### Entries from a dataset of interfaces
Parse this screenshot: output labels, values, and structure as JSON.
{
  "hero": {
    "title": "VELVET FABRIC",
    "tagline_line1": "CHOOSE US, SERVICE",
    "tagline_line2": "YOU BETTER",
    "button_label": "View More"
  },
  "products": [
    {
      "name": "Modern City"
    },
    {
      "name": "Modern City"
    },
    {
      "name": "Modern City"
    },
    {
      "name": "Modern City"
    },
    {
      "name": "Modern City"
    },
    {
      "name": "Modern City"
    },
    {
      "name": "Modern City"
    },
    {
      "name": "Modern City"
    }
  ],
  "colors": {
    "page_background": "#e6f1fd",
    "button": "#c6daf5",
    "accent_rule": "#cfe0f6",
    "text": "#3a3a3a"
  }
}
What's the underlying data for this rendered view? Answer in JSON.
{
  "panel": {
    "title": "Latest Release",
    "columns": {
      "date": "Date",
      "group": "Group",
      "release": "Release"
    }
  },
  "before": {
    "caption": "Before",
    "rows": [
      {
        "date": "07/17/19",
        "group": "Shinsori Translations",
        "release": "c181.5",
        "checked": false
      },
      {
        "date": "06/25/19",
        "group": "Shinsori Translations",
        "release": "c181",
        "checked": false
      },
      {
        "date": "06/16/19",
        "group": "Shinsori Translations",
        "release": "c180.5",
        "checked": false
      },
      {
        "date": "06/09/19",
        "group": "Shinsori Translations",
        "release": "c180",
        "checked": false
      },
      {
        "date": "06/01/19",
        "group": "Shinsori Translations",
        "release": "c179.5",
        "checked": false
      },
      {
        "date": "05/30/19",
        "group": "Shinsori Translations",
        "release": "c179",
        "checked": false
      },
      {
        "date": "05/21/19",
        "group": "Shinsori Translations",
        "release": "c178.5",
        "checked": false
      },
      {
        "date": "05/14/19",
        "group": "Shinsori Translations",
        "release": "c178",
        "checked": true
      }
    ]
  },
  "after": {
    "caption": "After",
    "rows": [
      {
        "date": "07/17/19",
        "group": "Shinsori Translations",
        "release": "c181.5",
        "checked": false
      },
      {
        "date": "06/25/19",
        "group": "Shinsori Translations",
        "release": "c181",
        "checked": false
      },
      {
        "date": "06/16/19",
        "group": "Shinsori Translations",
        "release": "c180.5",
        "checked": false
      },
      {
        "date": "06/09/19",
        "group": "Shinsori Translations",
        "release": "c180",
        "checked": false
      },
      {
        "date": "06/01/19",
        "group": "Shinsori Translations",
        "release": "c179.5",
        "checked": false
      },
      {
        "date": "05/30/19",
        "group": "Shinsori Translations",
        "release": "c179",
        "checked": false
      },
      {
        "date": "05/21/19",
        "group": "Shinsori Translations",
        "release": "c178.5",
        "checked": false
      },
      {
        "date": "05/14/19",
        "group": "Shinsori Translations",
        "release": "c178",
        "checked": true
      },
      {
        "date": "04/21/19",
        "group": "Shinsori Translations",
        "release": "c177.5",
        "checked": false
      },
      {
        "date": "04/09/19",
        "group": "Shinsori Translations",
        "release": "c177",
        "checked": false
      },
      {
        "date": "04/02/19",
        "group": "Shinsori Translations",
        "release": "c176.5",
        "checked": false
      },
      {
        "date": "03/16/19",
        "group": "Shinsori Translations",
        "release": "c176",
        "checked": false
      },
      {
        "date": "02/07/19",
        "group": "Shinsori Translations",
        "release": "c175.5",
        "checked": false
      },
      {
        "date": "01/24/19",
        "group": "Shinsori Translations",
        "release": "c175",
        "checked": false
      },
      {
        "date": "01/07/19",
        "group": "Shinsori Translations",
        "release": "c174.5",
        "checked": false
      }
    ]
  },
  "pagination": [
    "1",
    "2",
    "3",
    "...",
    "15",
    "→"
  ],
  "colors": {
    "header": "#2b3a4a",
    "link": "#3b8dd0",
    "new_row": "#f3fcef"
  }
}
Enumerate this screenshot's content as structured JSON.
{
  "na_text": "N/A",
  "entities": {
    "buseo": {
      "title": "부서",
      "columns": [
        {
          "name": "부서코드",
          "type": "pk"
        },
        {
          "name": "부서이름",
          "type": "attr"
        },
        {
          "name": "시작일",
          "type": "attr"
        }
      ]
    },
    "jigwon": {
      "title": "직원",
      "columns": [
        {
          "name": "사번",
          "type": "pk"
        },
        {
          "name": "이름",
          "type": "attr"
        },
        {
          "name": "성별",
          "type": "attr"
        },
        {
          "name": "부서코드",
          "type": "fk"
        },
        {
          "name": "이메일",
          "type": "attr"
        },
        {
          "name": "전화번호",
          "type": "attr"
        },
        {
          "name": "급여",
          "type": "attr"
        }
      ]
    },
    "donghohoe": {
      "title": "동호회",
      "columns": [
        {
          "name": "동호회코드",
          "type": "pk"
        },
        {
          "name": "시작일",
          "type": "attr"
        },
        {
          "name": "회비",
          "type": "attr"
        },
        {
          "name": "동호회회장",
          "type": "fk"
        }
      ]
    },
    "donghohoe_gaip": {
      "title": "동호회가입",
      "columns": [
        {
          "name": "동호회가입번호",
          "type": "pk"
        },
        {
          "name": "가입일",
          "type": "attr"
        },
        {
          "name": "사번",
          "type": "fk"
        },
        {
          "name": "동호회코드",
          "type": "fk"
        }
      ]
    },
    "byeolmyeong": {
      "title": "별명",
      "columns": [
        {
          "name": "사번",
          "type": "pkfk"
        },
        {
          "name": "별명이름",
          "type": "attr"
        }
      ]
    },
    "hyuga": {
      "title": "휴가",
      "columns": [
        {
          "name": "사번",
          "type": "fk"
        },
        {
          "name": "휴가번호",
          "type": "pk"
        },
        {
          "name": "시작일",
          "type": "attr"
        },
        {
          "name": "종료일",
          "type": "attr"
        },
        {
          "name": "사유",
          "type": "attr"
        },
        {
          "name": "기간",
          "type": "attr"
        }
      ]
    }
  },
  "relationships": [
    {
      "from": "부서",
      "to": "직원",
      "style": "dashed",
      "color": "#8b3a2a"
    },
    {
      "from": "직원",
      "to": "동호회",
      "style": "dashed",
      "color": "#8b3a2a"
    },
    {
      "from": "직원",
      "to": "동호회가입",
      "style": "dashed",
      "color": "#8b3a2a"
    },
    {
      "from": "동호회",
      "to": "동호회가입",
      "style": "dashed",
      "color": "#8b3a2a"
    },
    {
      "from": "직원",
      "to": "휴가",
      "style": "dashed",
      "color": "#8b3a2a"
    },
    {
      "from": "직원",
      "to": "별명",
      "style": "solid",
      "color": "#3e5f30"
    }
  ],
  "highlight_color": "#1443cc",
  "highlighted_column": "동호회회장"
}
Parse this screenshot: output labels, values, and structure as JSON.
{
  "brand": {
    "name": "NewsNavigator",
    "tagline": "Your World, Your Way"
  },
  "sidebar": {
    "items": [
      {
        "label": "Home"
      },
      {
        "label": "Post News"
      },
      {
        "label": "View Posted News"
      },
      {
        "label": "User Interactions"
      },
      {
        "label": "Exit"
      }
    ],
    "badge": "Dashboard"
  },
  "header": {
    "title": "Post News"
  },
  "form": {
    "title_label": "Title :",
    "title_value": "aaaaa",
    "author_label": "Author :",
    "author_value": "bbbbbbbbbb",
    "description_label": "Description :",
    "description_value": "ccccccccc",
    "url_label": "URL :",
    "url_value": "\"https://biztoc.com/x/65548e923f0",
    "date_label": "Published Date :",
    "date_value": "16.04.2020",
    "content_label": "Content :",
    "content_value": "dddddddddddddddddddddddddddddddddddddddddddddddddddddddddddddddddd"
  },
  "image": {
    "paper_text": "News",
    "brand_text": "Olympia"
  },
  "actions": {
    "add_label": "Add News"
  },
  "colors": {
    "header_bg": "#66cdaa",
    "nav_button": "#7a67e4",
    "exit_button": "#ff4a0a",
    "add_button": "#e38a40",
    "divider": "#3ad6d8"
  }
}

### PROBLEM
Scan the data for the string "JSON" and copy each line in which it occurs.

### EXERCISE SOLUTION
Parse this screenshot: output labels, values, and structure as JSON.
What's the underlying data for this rendered view? Answer in JSON.
Enumerate this screenshot's content as structured JSON.
Parse this screenshot: output labels, values, and structure as JSON.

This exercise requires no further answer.